*** Information provided Section Begins ***

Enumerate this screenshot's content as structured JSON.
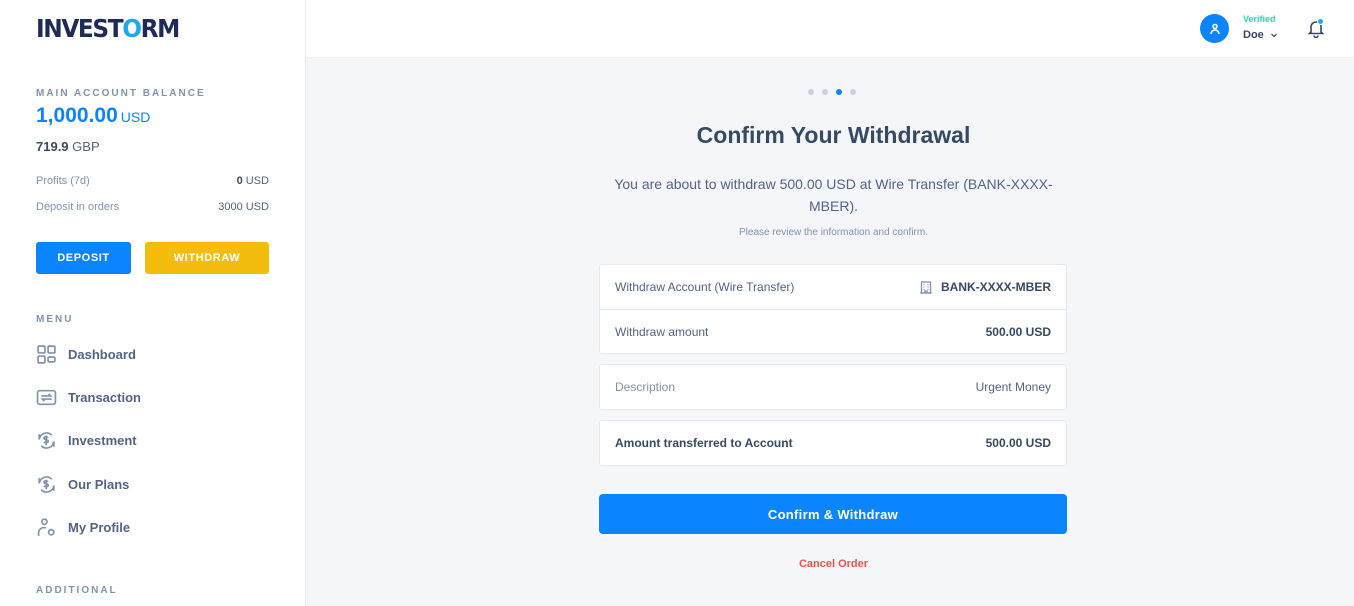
{
  "app": {
    "logo_prefix": "INVEST",
    "logo_o": "O",
    "logo_suffix": "RM"
  },
  "sidebar": {
    "balance_label": "MAIN ACCOUNT BALANCE",
    "balance_amount": "1,000.00",
    "balance_currency": "USD",
    "secondary_amount": "719.9",
    "secondary_currency": "GBP",
    "stats": [
      {
        "label": "Profits (7d)",
        "value_bold": "0",
        "value_rest": " USD"
      },
      {
        "label": "Deposit in orders",
        "value_bold": "",
        "value_rest": "3000 USD"
      }
    ],
    "deposit_label": "DEPOSIT",
    "withdraw_label": "WITHDRAW",
    "menu_label": "MENU",
    "menu_items": [
      {
        "label": "Dashboard",
        "icon": "dashboard-icon"
      },
      {
        "label": "Transaction",
        "icon": "transaction-icon"
      },
      {
        "label": "Investment",
        "icon": "investment-icon"
      },
      {
        "label": "Our Plans",
        "icon": "plans-icon"
      },
      {
        "label": "My Profile",
        "icon": "profile-icon"
      }
    ],
    "additional_label": "ADDITIONAL"
  },
  "header": {
    "status": "Verified",
    "user_name": "Doe",
    "status_color": "#1ee0ac",
    "notification_dot": true
  },
  "main": {
    "steps_total": 4,
    "steps_active": 3,
    "title": "Confirm Your Withdrawal",
    "description": "You are about to withdraw 500.00 USD at Wire Transfer (BANK-XXXX-MBER).",
    "note": "Please review the information and confirm.",
    "details": [
      {
        "label": "Withdraw Account (Wire Transfer)",
        "value": "BANK-XXXX-MBER"
      },
      {
        "label": "Withdraw amount",
        "value": "500.00 USD"
      }
    ],
    "description_row": {
      "label": "Description",
      "value": "Urgent Money"
    },
    "total_row": {
      "label": "Amount transferred to Account",
      "value": "500.00 USD"
    },
    "confirm_label": "Confirm & Withdraw",
    "cancel_label": "Cancel Order",
    "accent": "#0a84ff",
    "cancel_color": "#e85347"
  }
}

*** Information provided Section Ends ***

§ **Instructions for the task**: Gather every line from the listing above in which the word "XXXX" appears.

§ **Response box**:
    "description": "You are about to withdraw 500.00 USD at Wire Transfer (BANK-XXXX-MBER).",
        "value": "BANK-XXXX-MBER"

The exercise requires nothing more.